To steal a line from Ben Stein, that is immoral.

(conservative Repub, disgusted with both Repubs and alleged conservatives)

Posted by: save_the_rustbelt | Nov 28, 2009 3:01:19 PM

Why not eliminate unnecessary spending instead? Why not eliminate Davis Bacon which requires the government to pay the highest priced labor for contracting? Why not cut government employees and their pay and benefits? Fire a third of the civilian government workforce and give the rest a pay and benefits cut and there will be more than enough to pay for the war and then some.

Posted by: cubanbob | Nov 28, 2009 12:56:45 PM

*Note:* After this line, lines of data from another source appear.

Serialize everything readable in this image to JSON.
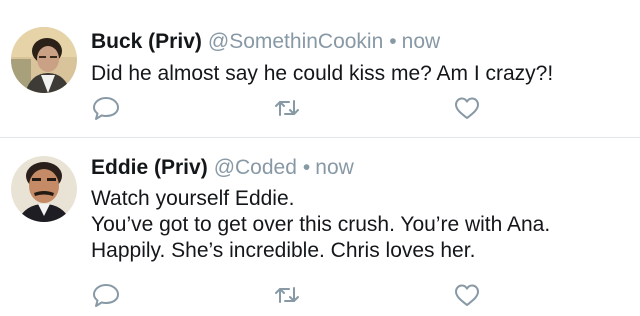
{
  "tweets": [
    {
      "display_name": "Buck (Priv)",
      "handle": "@SomethinCookin",
      "separator": "•",
      "time": "now",
      "lines": [
        "Did he almost say he could kiss me? Am I crazy?!"
      ],
      "avatar": "avatar-man-dark-hair"
    },
    {
      "display_name": "Eddie (Priv)",
      "handle": "@Coded",
      "separator": "•",
      "time": "now",
      "lines": [
        "Watch yourself Eddie.",
        "You’ve got to get over this crush. You’re with Ana.",
        "Happily. She’s incredible. Chris loves her."
      ],
      "avatar": "avatar-man-mustache"
    }
  ],
  "icons": {
    "reply": "reply-icon",
    "retweet": "retweet-icon",
    "like": "heart-icon"
  },
  "colors": {
    "text": "#14171a",
    "secondary": "#8899a6",
    "icon": "#8899a6",
    "divider": "#e1e8ed"
  }
}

Just cut out the Alice in Wonderland liberal spending, and there will be enough funds to fight the war. If that doesn't work, start by firing all the useless"Czars" and their staffs, then put a tax on the congressmen's PAC income. That ought to do it.

Posted by: Colonel | Nov 28, 2009 12:21:50 PM

Does Sarah Palin really think you can fight a war for free? Whether you put the price tag out for all to see (and help pay for) or not, wars cost dearly. IN lives and in greenbacks. It's high time we figured out how we are going to pay for the two Bush wars.

Posted by: Linda Beale | Nov 27, 2009 7:13:18 PM